Many thanks to the blog reader who forwarded a copy of the complaint filed on August 11, 2009 in Hiestand v. City of Sacramento. This UCL class action case was discussed in an article in the Recorder last week (see also this blog post).
This case illustrates an important principle from Tobacco. There, the Supreme Court held (among other things) that the "as a result of" standing language "imposes an actual reliance requirement" on the individual named class representative in a UCL "fraudulent" prong case. In re Tobacco II Cases, 46 Cal.4th 298, 326 (2009). The Court was careful to clarify, however, that this holding was limited to claims "involving false advertising and misrepresentations to consumers," and that "[t]here are doubtless many types of unfair business practices in which the concept of reliance, as discussed here, has no application." Id. at 326 n.17.
Hiestand is one of those cases. The Hiestand complaint alleges (among other things) a UCL "unlawful" prong claim predicated on violation of Vehicle Code section 22651, which reads, in part:
(Emphasis added.) Because the defendants allegedly removed Mr. Hiestand's vehicle even though no "signs [were] posted giving notice of the removal," in violation of section 22651, and because Mr. Hiestand incurred and paid towing and storage costs, the standing requirement has been satisfied. Mr. Hiestand lost money or property "as a result of" the defendants' alleged violation of that law. He therefore has standing to bring a UCL class action in which neither he nor the unnamed class members will have to prove (at trial) actual "deception, reliance [or] injury." Tobacco, 46 Cal.4th at 320 (citing Bank of the West v. Superior Court, 2 Cal.4th 1254, 1267 (1992); Committee on Children’s Television, Inc. v. General Foods Corp., 35 Cal.3d 197, 211 (1987)).
A peace officer ... of a city, county, or jurisdiction of a state agency in which a vehicle is located, may remove a vehicle located within the territorial limits in which the officer ... may act, under the following circumstances:
(n) Whenever a vehicle is parked or left standing where local authorities, by resolution or ordinance, have prohibited parking and have authorized the removal of vehicles. A vehicle shall not be removed unless signs are posted giving notice of the removal.
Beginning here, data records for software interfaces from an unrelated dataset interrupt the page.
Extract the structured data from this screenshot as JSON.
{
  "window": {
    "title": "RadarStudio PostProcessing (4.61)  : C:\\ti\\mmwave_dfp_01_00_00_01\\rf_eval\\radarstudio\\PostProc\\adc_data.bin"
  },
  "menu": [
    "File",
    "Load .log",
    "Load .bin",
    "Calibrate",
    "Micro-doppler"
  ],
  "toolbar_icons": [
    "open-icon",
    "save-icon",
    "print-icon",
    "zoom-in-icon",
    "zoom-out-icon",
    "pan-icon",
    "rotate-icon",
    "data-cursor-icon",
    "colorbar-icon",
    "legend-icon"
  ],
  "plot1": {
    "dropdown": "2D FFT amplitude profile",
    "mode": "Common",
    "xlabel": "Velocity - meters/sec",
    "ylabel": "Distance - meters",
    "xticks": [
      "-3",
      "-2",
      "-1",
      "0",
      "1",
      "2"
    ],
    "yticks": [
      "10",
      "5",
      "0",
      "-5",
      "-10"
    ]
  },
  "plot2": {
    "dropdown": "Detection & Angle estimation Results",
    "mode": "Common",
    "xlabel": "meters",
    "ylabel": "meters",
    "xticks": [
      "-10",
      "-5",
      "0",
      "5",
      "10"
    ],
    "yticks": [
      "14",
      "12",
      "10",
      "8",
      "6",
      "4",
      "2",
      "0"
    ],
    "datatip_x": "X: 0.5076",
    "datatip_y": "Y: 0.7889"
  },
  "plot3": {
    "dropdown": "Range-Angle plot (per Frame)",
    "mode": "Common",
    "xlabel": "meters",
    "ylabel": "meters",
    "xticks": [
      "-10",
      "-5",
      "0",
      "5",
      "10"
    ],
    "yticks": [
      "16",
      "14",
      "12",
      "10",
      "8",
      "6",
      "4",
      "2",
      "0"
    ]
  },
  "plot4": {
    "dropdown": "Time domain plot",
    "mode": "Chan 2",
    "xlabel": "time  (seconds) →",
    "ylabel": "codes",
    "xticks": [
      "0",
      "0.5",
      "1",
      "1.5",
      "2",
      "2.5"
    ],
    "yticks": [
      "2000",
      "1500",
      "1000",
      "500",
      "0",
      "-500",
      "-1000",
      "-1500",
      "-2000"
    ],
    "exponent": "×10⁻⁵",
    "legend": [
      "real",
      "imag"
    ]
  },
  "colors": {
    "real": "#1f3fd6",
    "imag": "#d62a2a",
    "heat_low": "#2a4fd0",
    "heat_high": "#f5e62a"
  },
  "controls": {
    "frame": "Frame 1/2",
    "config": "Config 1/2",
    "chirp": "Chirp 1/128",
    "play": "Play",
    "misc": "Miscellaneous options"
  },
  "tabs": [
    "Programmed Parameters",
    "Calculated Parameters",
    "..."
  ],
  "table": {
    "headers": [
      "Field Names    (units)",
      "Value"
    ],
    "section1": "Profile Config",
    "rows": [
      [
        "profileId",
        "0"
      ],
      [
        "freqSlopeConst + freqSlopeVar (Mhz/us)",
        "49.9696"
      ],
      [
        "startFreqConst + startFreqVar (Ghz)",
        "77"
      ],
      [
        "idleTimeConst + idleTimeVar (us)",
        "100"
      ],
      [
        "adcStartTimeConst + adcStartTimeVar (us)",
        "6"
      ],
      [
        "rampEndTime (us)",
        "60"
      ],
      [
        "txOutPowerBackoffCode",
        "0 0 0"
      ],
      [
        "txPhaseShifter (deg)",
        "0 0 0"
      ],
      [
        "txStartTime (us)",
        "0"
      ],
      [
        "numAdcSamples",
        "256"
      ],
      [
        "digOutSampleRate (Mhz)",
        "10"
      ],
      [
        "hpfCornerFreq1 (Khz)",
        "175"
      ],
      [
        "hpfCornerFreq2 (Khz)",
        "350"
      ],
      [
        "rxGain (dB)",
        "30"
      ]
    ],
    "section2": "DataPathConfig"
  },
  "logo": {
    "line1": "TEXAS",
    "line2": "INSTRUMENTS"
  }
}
As this case illustrates, it will be important to consider the class representative's standing separate and apart from what must be proven at trial for purposes of liability for a UCL violation. Tobacco makes clear that, in "fraudulent" prong cases, the "likely to deceive" liability standard is unchanged. Id. Moreover, the standard for recovering restitution ("may have been acquired") is also unchanged and is "patently less stringent than the standing requirement." Id. The fact that the class representative must establish individual standing therefore should have no impact on the class certification analysis. In other words, the class certification analysis should be the same now as it was before Prop. 64.
It will be interesting to see how this plays out in the Hiestand case as well as in other cases. If you are litigating any of these issues at the trial court level, please keep me posted of developments. I haven't received copies of any relevant rulings in any state court cases yet.